When searching for furniture, be sure to exploit local and cost-effective resources first. Retail outlets such as Target have cheap modern replicas of some furniture, as well as household items commissioned by well-known industrial designers. Ikea (http://www.ikea.com) has fun mod designs, but you will have to pay an outrageous amount for shipping to Jackson. (The closest Ikea is in Houston, Texas).
Peruse local thrift stores, looking for items you can refurbish. This can often be both the cheapest route and most rewarding. It doesn't mean you have to spend days doing the perfect reconstruction on a junky piece of furniture; it might just mean that you get some purple paint and create yourself a funky bookcase that will look good for a few semesters until you can afford to trade up. The magazine Budget Living offers some great cheap decorating ideas, including ways to make the most of thrift-store finds.

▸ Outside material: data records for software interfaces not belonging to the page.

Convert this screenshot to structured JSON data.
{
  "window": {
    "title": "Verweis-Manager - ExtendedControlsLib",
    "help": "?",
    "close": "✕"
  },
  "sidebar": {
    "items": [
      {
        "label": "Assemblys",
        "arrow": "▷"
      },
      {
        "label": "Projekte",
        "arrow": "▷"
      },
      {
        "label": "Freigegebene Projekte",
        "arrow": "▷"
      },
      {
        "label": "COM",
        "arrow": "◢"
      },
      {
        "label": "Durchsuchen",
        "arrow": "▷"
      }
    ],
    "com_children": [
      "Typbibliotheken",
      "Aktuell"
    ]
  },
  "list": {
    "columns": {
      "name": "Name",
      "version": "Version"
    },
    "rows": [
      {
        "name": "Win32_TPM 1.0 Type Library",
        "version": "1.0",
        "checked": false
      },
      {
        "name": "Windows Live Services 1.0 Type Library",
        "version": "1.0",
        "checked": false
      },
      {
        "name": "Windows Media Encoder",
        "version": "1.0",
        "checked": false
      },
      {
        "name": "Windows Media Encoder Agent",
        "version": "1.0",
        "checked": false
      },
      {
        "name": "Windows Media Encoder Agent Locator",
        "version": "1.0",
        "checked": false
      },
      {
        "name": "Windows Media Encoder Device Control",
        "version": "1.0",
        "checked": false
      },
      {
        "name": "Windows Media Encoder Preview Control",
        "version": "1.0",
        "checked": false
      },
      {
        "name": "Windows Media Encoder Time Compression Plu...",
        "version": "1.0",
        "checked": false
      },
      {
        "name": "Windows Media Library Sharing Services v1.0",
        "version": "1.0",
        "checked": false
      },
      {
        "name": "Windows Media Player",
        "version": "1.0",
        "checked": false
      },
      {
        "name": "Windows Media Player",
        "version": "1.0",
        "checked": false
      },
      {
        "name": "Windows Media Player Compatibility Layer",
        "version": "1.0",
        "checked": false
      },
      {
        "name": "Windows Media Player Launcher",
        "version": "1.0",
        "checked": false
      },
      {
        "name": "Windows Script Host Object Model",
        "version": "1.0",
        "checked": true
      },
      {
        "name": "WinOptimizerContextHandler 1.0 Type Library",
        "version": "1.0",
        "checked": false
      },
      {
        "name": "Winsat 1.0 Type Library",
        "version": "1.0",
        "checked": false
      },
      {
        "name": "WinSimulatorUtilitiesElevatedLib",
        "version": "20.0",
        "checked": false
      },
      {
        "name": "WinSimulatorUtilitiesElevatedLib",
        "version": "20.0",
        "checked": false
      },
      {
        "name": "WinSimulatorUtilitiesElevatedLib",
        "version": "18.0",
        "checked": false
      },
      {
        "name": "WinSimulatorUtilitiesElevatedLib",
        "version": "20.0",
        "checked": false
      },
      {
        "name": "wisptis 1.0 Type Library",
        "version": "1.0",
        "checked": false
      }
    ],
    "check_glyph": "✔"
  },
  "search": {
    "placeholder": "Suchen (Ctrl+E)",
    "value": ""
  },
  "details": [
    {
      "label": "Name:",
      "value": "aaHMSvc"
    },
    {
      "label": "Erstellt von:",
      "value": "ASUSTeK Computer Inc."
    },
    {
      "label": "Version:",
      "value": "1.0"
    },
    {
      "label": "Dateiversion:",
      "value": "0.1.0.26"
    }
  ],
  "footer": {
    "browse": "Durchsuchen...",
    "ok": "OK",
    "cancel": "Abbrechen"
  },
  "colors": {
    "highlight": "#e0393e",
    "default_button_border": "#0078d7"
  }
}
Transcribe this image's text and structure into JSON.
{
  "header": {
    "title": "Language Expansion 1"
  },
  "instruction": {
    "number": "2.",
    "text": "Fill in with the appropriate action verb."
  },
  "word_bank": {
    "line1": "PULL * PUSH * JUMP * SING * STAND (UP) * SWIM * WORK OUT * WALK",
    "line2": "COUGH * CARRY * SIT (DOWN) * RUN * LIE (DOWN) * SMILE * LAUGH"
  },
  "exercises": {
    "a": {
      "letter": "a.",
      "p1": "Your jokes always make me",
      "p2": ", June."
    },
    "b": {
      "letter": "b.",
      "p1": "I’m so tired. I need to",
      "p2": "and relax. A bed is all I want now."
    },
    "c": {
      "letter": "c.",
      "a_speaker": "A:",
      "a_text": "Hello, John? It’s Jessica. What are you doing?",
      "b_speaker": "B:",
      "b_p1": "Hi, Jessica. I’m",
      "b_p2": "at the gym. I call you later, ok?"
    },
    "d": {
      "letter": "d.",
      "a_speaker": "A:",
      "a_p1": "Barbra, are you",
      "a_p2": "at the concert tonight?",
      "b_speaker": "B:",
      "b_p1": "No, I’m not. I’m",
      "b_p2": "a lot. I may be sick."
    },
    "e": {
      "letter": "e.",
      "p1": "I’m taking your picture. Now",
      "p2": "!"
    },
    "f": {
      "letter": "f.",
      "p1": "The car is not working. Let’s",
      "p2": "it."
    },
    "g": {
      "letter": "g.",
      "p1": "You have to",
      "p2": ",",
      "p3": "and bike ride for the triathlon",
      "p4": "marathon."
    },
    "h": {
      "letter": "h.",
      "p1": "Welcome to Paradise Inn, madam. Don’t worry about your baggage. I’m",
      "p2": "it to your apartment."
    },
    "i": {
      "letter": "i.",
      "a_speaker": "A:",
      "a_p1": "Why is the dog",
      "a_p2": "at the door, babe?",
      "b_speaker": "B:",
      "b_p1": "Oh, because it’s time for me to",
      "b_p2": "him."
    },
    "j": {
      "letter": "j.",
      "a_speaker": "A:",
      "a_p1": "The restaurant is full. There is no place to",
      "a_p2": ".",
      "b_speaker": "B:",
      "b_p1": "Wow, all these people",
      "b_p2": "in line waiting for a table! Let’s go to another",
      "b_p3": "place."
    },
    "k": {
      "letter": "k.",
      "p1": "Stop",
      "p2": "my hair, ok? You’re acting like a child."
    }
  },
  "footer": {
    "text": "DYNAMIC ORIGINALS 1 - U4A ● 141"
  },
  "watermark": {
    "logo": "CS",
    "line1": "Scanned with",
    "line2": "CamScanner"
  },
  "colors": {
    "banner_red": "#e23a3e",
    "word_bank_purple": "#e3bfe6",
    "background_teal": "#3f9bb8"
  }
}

Locally, keep an eye out at NUTS (the Good Samaritan Center, 114 Millsaps Ave.), Salvation Army (110 Presto Lane, 968-3987), used office-furniture stores and all those junk stores in Pearl. Also, watch out for garage sales, even if you don't get up early on Saturdays. Often, you can find the best junk at the cheapest prices in the middle of the day when they just want it all gone.
Once you have all of the big items of furniture, try to fill in the spaces creatively. There are many household items you can design and decorate yourself, often from cheap materials. Readymade magazine is a wonderful resource for building home items and recycling old furniture. Every issue is packed with ideas, such as making coffee tables out of cardboard panels, ceiling decorations, and others. Create your own artwork by making photo collages, or any other material. Try decorating panels of furniture with geometric shapes and bold color. Stay away from pastel colors, anything with your initials and excessive painterly style when creating your own artwork. The point is, you want to make it look like you did not design the artwork yourself just to fill space.
I cannot stress enough the importance of creative thinking to create a living space that sticks out among the homogenous ranks of dorm and apartment living. Try out new materials, create dissonance, break rules. Exploit colors, juxtapose small- and large-scale designs, anything to break from the mold.
Avoid store-bought design mainstays like cinder blocks, magnetic letters, movie posters, shoe racks, etc. Create your own! You will find this approach much more rewarding, and you will stimulate thinking and appreciation among your friends.